Thursday, 28 May 2009


Right outside my patio door, on the other side of a tall wall that runs the length of my garden is a beautiful tree.

It is a Linden Lime and one Britains
rarest hardwood trees. About 100 years ago, it was not considered native to the UK but it is now fully established in Gloucestershire, Herefordshire and the Chilterns in Buckinghamshire. It is a large tree and can easily grow over 120 feet high. It is apparently, far more common on mainland Europe and particularly favoured by the Germans as their "Linden Tree" and it is told that dried lime flowers make an excellent drink as lime tea.

When we moved into our 'new' home 17 years ago it was November, the end of autumn and on the brink of winter. Its branches were stark, bare and eerily naked. As spring announced its arrival so did the bud like leaves on every branch, opening and growing to create the captivating lime green canopy of shade over my patio area.

Around 5 years after our arrival the 'owners' of the neighbouring garden called in tree surgeons. Apparently the length of its branches were dangerous and it needed 'dealing' with. I listened to the noise of the power saws and watched its beautiful limbs being massacred, I wept when I stood and looked up at its remains, now dark raw stumps and wondered if my beautiful tree would ever recover.

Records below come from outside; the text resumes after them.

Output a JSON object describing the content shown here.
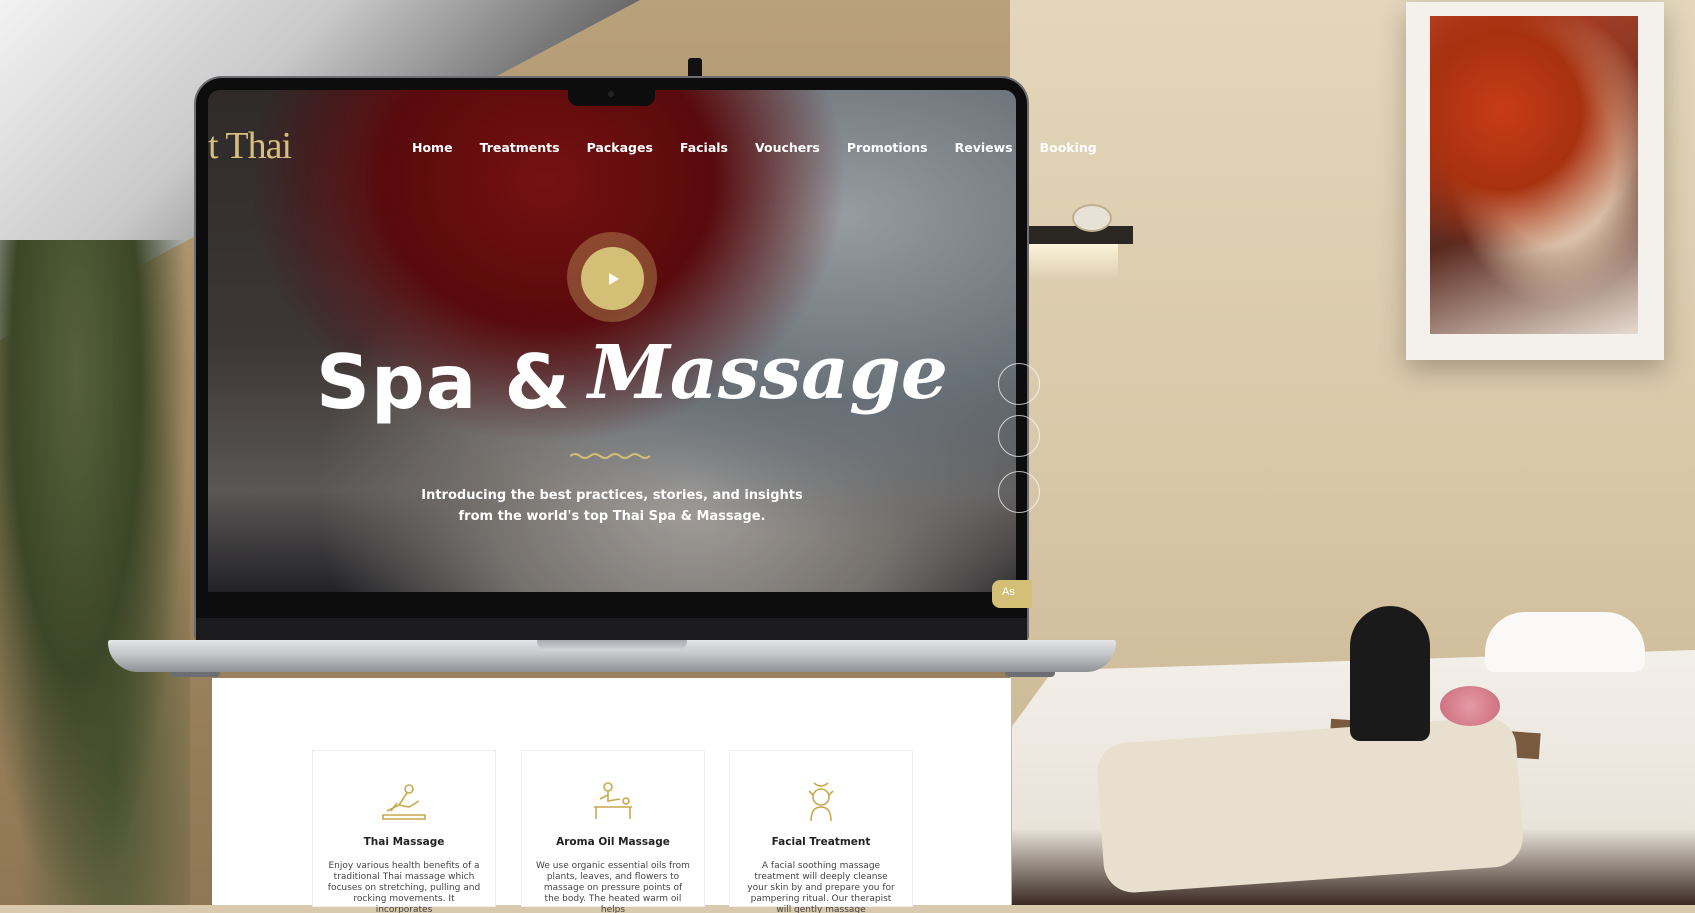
{
  "site": {
    "logo_text": "t Thai",
    "nav": [
      "Home",
      "Treatments",
      "Packages",
      "Facials",
      "Vouchers",
      "Promotions",
      "Reviews",
      "Booking"
    ]
  },
  "hero": {
    "title_main": "Spa &",
    "title_italic": "Massage",
    "subtitle": "Introducing the best practices, stories, and insights from the world's top Thai Spa & Massage.",
    "play_icon": "play-icon",
    "ask_label": "As"
  },
  "services": [
    {
      "icon": "thai-massage-icon",
      "title": "Thai Massage",
      "description": "Enjoy various health benefits of a traditional Thai massage which focuses on stretching, pulling and rocking movements. It incorporates"
    },
    {
      "icon": "aroma-oil-massage-icon",
      "title": "Aroma Oil Massage",
      "description": "We use organic essential oils from plants, leaves, and flowers to massage on pressure points of the body. The heated warm oil helps"
    },
    {
      "icon": "facial-treatment-icon",
      "title": "Facial Treatment",
      "description": "A facial soothing massage treatment will deeply cleanse your skin by and prepare you for pampering ritual. Our therapist will gently massage"
    }
  ],
  "colors": {
    "accent": "#d4bf76",
    "text": "#ffffff"
  }
}
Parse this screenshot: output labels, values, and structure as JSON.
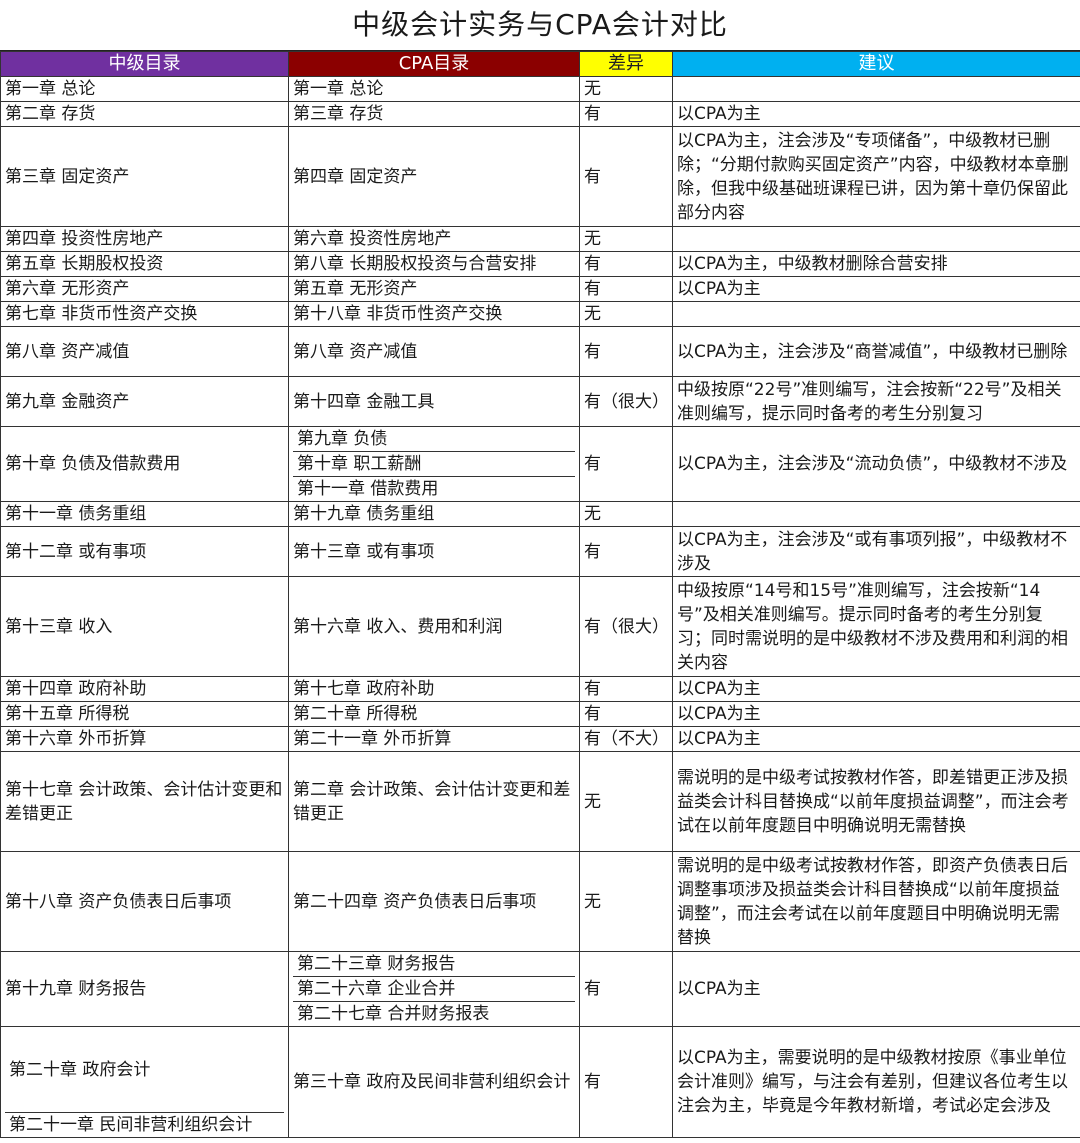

Of course, it did. Over a few years I watched as each spring its branches grew again, thicker and stronger and longer and once again its lime canopy overhangs my garden.

Due to its delightful colour on a bright sunny day and the lending of its protective arms over the wall of my garden I have forgiven it the onset of never-before-experienced-hayfever each June/July as its fluffy lime 'flowers' come to fruition and infiltrate the air with pollen, I have overlooked the litter-lout dropping of trillions of tiny dried and wizzened flowers at the end of summer and I
have watched fondly as its leaves turn hues of gold and orange and then are discarded in their thousands over the length and breadth of my garden.

And then come winter it stands brazen in its nudity, offering no defence to the birds or squirrels that use it as a playground, but stands defiantly against the elements until spring returns.

I wanted to show you my beautiful companion through the seasons.

Thursday, 14 May 2009


Among all my family memorabilia is a beautiful photograph of my parents wedding. My Mum is a twin and finding themselves both engaged the 'Crewe Twinnies' as they were known locally decided to make it a joint affair.

So it was on a sunny Saturday afternoon on the 16th August 1952 that my grandpa walked down the aisle with a bride on each arm, promising the Minister that he would have them they 'right way round' for the awaiting grooms.

At a time when there was still rationing in place from World War II their dresses were handmade by my Dads youngest sister, both identical, with matching veils, head-dresses and flowers, the only thing they wore differently was the strings of pearls around their throats.

57 years on my Mum still has her wedding gown, now yellowed and very diminutive looking, boxed up at the bottom of a chest of drawers my father made for their home. I loved looking at it and imagining being a bride as a child and now it is a wonderful fragile piece of history, stored with love, hope and memories.

Friday, 8 May 2009

Simple Times

I am fortunate to have access to many photographs of a past age. My fathers family especially had a love of photography and I have pictures that date back to the late 1800's depicting my great grandparents.

The picture above is of 3 sisters. Millicent, Jessie and Augusta.

Millie is my grandmother, my fathers mum. I remember her as an elderly bedridden woman who smoked like a chimney, had a passion for playing cards and crossword puzzles and was the owner of the thickest dictionary I have ever seen!

Gussie was a school mistress and taught English. She was very strict and believed that children should be seen and not heard. As young children we quickly learnt it was better to still perfectly still and quiet until we could escape into the back yard of the small house where the fascination of an old mangle, outside 'privvy' and a lawn roller allowed our childish imagination to conjure games.

Jessie was the last to pass away, I was 17 when she died, she was 94.
She had the most beautiful snowy white hair and the clearest blue eyes almost till the day she died. Poinsettias and Advocaat always bring back memories of visiting her at christmas time, oh and walnuts and nut crackers.

But here in this picture, their youth and beauty are captured forever, such pure simple times.